Ever since I started school back in 2007, I knew that I wanted to graduate and show my immigrant parents that their hard work coming to this country has paid off. Although my senior year was taken away from me due to the Pandemic, I was still very excited to walk across the stage. Finally, after 14 long and strenuous years, I accomplished my goal of becoming a high school graduate.
Having been so focused on graduating high school, I had not given myself the chance to create goals past me graduating high school. This led to me being caught off guard when asked the question, “What is your goal in life?” Although I have been asked this question multiple times in my high school career, now having graduated, the question felt new, like someone had changed it around or like something I have never heard before. Logically speaking, the question had not changed. Instead, I had changed.
In the past, I would always respond by saying, “my goal is to graduate high school.” Now that I have achieved my goal, I no longer know how to answer this question.
“Goal in LIFE,” what does that even mean? It’s as if everyone was expected to know exactly what they want for their future. Also, why does the goal have to be for life? Why can’t goals simply be something simple, like eating chocolate ice cream on a hot summer day? Is simply existing not good enough?
While most people around me had future goals like becoming a doctor or the next president of the United States, I had only planned out my life for the next few months. So naturally, I decided to take the next expected step after graduating, which is to attend college, but these plans were not necessarily goals or dreams of mine. It felt as if I was missing something that everyone else had: another goal after high school.
Like a true journalist, I had to find a conclusion or explanation for feeling so lost in my goals and dreams. There had to be a reasoning behind this, right?
Not surprisingly, my investigation only lasted a week. Deep down, I knew that it wasn’t something that could be easily cured or solved. Instead, I have decided to change my mindset concerning goals.
Viewing dreams as something interchangeable and not set in stone helped me realize that not everyone has goals or needs to create one in order to feel validated in what they want to do in the future.
While goals/dreams can inspire people to better themselves, they can also create a restraint on many young people like myself. Where the only thing we look forward to is completing our dreams. Only limiting our life down to goals and dreams can stop us from taking in what is around us, like the present day and in the end, can leave us with the feeling of being lost and even regret, like missing out on being youthful and spending time with those we love.
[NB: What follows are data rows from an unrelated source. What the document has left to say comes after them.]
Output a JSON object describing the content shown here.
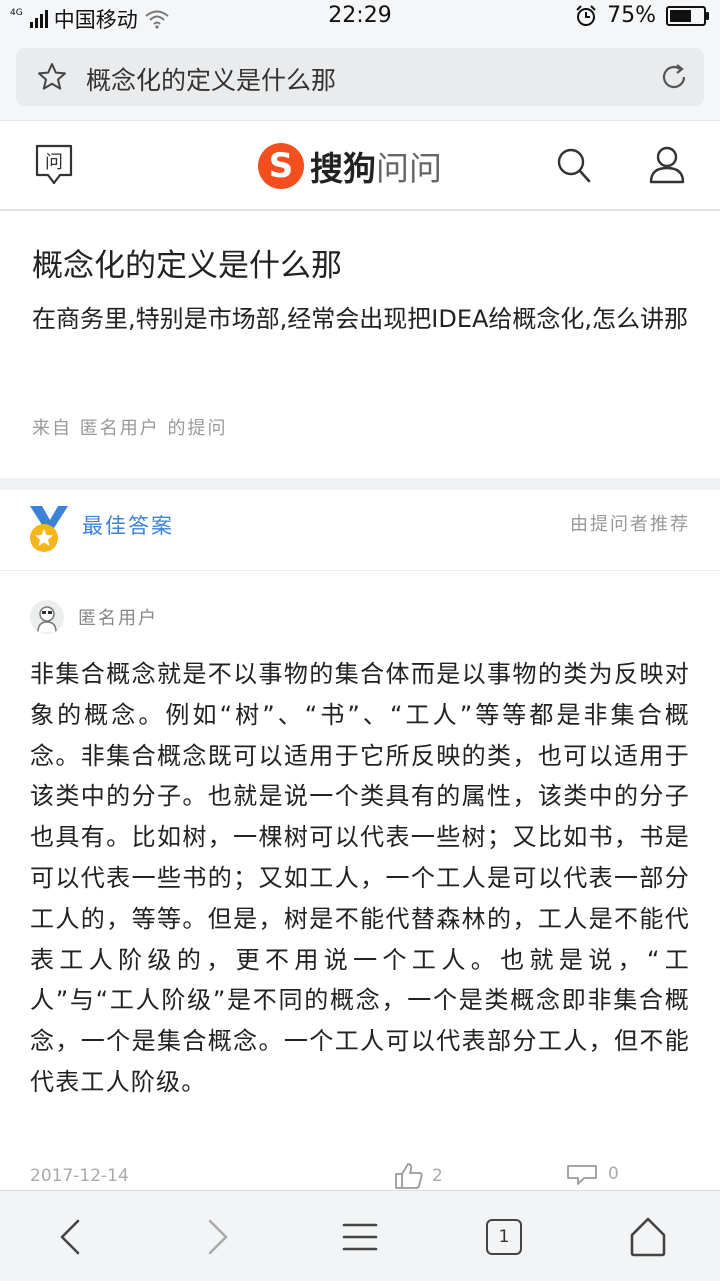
{
  "status_bar": {
    "network_tag": "4G",
    "carrier": "中国移动",
    "time": "22:29",
    "battery_percent": "75%",
    "battery_level": 0.75
  },
  "url_bar": {
    "text": "概念化的定义是什么那"
  },
  "header": {
    "logo_mark": "S",
    "logo_text_1": "搜狗",
    "logo_text_2": "问问",
    "ask_icon_char": "问"
  },
  "question": {
    "title": "概念化的定义是什么那",
    "description": "在商务里,特别是市场部,经常会出现把IDEA给概念化,怎么讲那",
    "meta": "来自  匿名用户  的提问"
  },
  "best_answer": {
    "label": "最佳答案",
    "recommended_by": "由提问者推荐"
  },
  "answer": {
    "user": "匿名用户",
    "body": "非集合概念就是不以事物的集合体而是以事物的类为反映对象的概念。例如“树”、“书”、“工人”等等都是非集合概念。非集合概念既可以适用于它所反映的类，也可以适用于该类中的分子。也就是说一个类具有的属性，该类中的分子也具有。比如树，一棵树可以代表一些树；又比如书，书是可以代表一些书的；又如工人，一个工人是可以代表一部分工人的，等等。但是，树是不能代替森林的，工人是不能代表工人阶级的，更不用说一个工人。也就是说，“工人”与“工人阶级”是不同的概念，一个是类概念即非集合概念，一个是集合概念。一个工人可以代表部分工人，但不能代表工人阶级。",
    "date": "2017-12-14",
    "likes": "2",
    "comments": "0"
  },
  "bottom_nav": {
    "tab_count": "1"
  }
}
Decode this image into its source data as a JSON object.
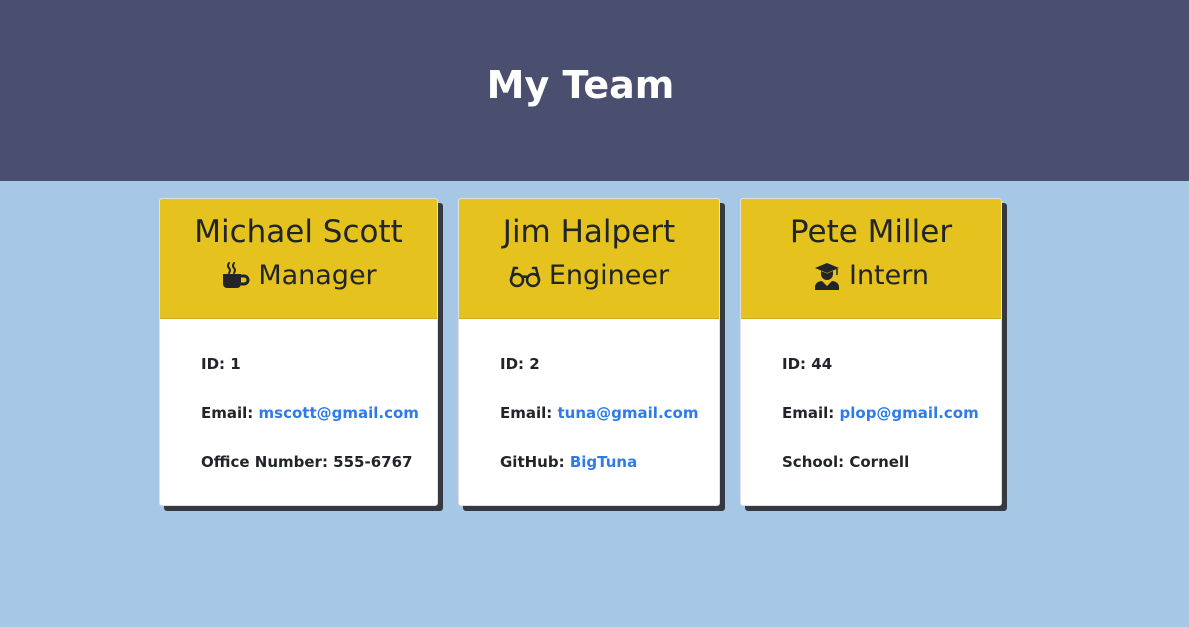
{
  "header": {
    "title": "My Team"
  },
  "cards": [
    {
      "name": "Michael Scott",
      "role": "Manager",
      "role_icon": "mug-icon",
      "id_label": "ID:",
      "id": "1",
      "email_label": "Email:",
      "email": "mscott@gmail.com",
      "extra_label": "Office Number:",
      "extra": "555-6767"
    },
    {
      "name": "Jim Halpert",
      "role": "Engineer",
      "role_icon": "glasses-icon",
      "id_label": "ID:",
      "id": "2",
      "email_label": "Email:",
      "email": "tuna@gmail.com",
      "extra_label": "GitHub:",
      "extra": "BigTuna"
    },
    {
      "name": "Pete Miller",
      "role": "Intern",
      "role_icon": "graduate-icon",
      "id_label": "ID:",
      "id": "44",
      "email_label": "Email:",
      "email": "plop@gmail.com",
      "extra_label": "School:",
      "extra": "Cornell"
    }
  ],
  "colors": {
    "header_bg": "#4b4f6f",
    "page_bg": "#a6c7e6",
    "card_head_bg": "#e6c21e",
    "link": "#2f7bea"
  }
}
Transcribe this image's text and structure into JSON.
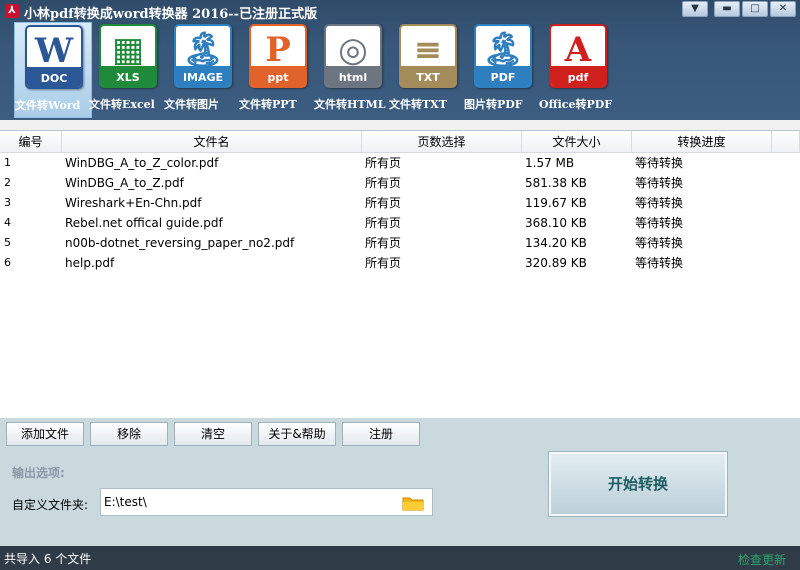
{
  "window": {
    "title": "小林pdf转换成word转换器 2016--已注册正式版",
    "app_icon": "acrobat-icon",
    "controls": [
      "dropdown",
      "minimize",
      "maximize",
      "close"
    ]
  },
  "toolbar": {
    "items": [
      {
        "label": "文件转Word",
        "icon": "doc-icon",
        "tag": "DOC",
        "big": "W",
        "color": "#2b5797",
        "active": true
      },
      {
        "label": "文件转Excel",
        "icon": "xls-icon",
        "tag": "XLS",
        "big": "▦",
        "color": "#1f8a3a",
        "active": false
      },
      {
        "label": "文件转图片",
        "icon": "image-icon",
        "tag": "IMAGE",
        "big": "🏝",
        "color": "#2e7fbf",
        "active": false
      },
      {
        "label": "文件转PPT",
        "icon": "ppt-icon",
        "tag": "ppt",
        "big": "P",
        "color": "#e2622c",
        "active": false
      },
      {
        "label": "文件转HTML",
        "icon": "html-icon",
        "tag": "html",
        "big": "◎",
        "color": "#6d7580",
        "active": false
      },
      {
        "label": "文件转TXT",
        "icon": "txt-icon",
        "tag": "TXT",
        "big": "≡",
        "color": "#a38c5a",
        "active": false
      },
      {
        "label": "图片转PDF",
        "icon": "image-to-pdf-icon",
        "tag": "PDF",
        "big": "🏝",
        "color": "#2e7fbf",
        "active": false
      },
      {
        "label": "Office转PDF",
        "icon": "pdf-icon",
        "tag": "pdf",
        "big": "A",
        "color": "#d0201e",
        "active": false
      }
    ]
  },
  "table": {
    "columns": [
      "编号",
      "文件名",
      "页数选择",
      "文件大小",
      "转换进度"
    ],
    "rows": [
      {
        "num": "1",
        "name": "WinDBG_A_to_Z_color.pdf",
        "pages": "所有页",
        "size": "1.57 MB",
        "progress": "等待转换"
      },
      {
        "num": "2",
        "name": "WinDBG_A_to_Z.pdf",
        "pages": "所有页",
        "size": "581.38 KB",
        "progress": "等待转换"
      },
      {
        "num": "3",
        "name": "Wireshark+En-Chn.pdf",
        "pages": "所有页",
        "size": "119.67 KB",
        "progress": "等待转换"
      },
      {
        "num": "4",
        "name": "Rebel.net offical guide.pdf",
        "pages": "所有页",
        "size": "368.10 KB",
        "progress": "等待转换"
      },
      {
        "num": "5",
        "name": "n00b-dotnet_reversing_paper_no2.pdf",
        "pages": "所有页",
        "size": "134.20 KB",
        "progress": "等待转换"
      },
      {
        "num": "6",
        "name": "help.pdf",
        "pages": "所有页",
        "size": "320.89 KB",
        "progress": "等待转换"
      }
    ]
  },
  "actions": {
    "add": "添加文件",
    "remove": "移除",
    "clear": "清空",
    "about": "关于&帮助",
    "register": "注册"
  },
  "output": {
    "title": "输出选项:",
    "folder_label": "自定义文件夹:",
    "folder_value": "E:\\test\\",
    "folder_icon": "folder-icon"
  },
  "start_button": "开始转换",
  "status": {
    "left": "共导入 6 个文件",
    "right": "检查更新"
  },
  "colors": {
    "toolbar_bg": "#3a5a7c",
    "panel_bg": "#c9d9de",
    "start_text": "#1e5e62",
    "update_link": "#2fa56b"
  }
}
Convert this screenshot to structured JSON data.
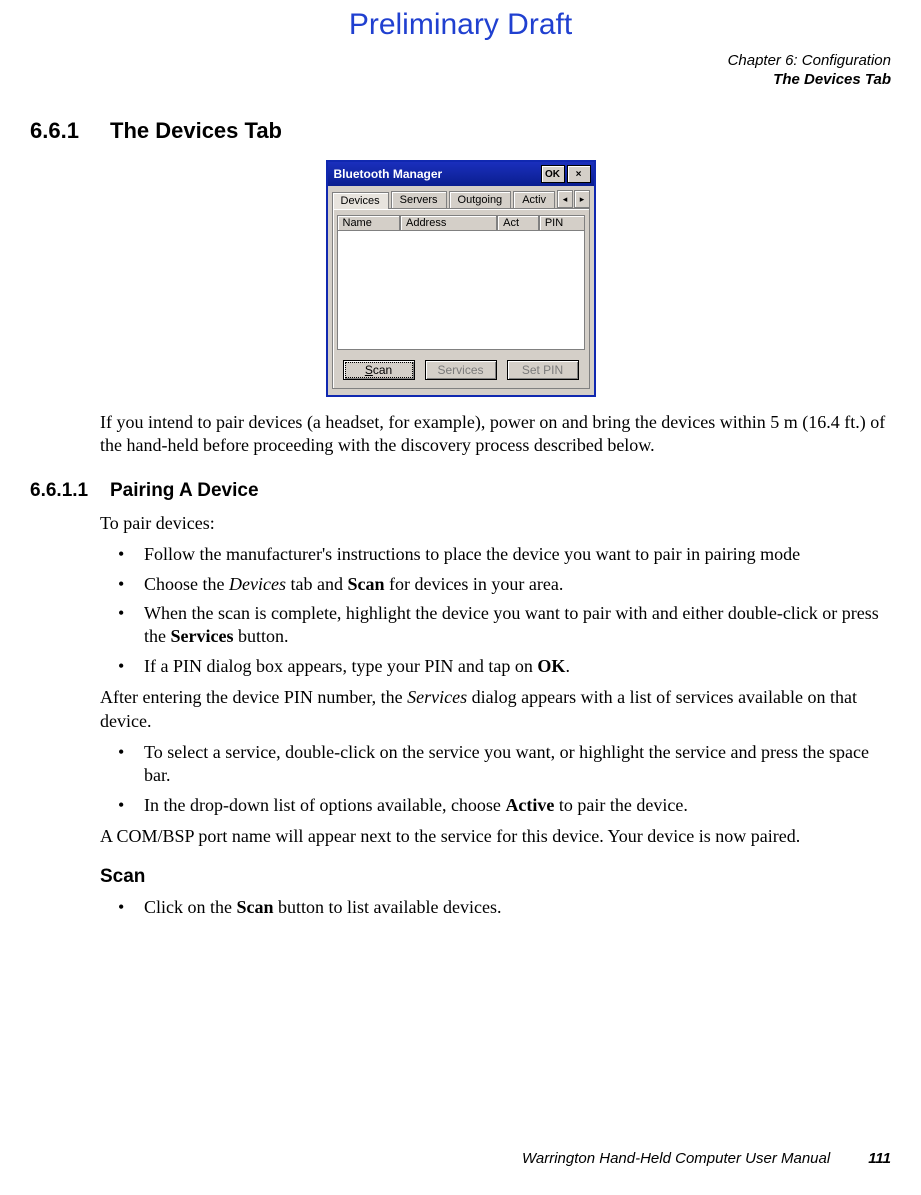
{
  "watermark": "Preliminary Draft",
  "header": {
    "chapter": "Chapter 6: Configuration",
    "section": "The Devices Tab"
  },
  "section_661": {
    "num": "6.6.1",
    "title": "The Devices Tab"
  },
  "win": {
    "title": "Bluetooth Manager",
    "ok": "OK",
    "close": "×",
    "tabs": [
      "Devices",
      "Servers",
      "Outgoing",
      "Activ"
    ],
    "nav_left": "◂",
    "nav_right": "▸",
    "cols": {
      "name": "Name",
      "address": "Address",
      "act": "Act",
      "pin": "PIN"
    },
    "btns": {
      "scan": "Scan",
      "services": "Services",
      "setpin": "Set PIN"
    }
  },
  "p_intro": "If you intend to pair devices (a headset, for example), power on and bring the devices within 5 m (16.4 ft.) of the hand-held before proceeding with the discovery process described below.",
  "section_6611": {
    "num": "6.6.1.1",
    "title": "Pairing A Device"
  },
  "p_topair": "To pair devices:",
  "b1": "Follow the manufacturer's instructions to place the device you want to pair in pairing mode",
  "b2a": "Choose the ",
  "b2b": "Devices",
  "b2c": " tab and ",
  "b2d": "Scan",
  "b2e": " for devices in your area.",
  "b3a": "When the scan is complete, highlight the device you want to pair with and either double-click or press the ",
  "b3b": "Services",
  "b3c": " button.",
  "b4a": "If a PIN dialog box appears, type your PIN and tap on ",
  "b4b": "OK",
  "b4c": ".",
  "p_after_pin_a": "After entering the device PIN number, the ",
  "p_after_pin_b": "Services",
  "p_after_pin_c": " dialog appears with a list of services available on that device.",
  "b5": "To select a service, double-click on the service you want, or highlight the service and press the space bar.",
  "b6a": "In the drop-down list of options available, choose ",
  "b6b": "Active",
  "b6c": " to pair the device.",
  "p_com": "A COM/BSP port name will appear next to the service for this device. Your device is now paired.",
  "h_scan": "Scan",
  "b7a": "Click on the ",
  "b7b": "Scan",
  "b7c": " button to list available devices.",
  "footer": {
    "manual": "Warrington Hand-Held Computer User Manual",
    "page": "111"
  }
}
It’s ok not to have goals for the future, or your goals only be for an hour, day, or year. There is no need to plan the future when we still are living in the present. Just being here, in the now, is more than enough.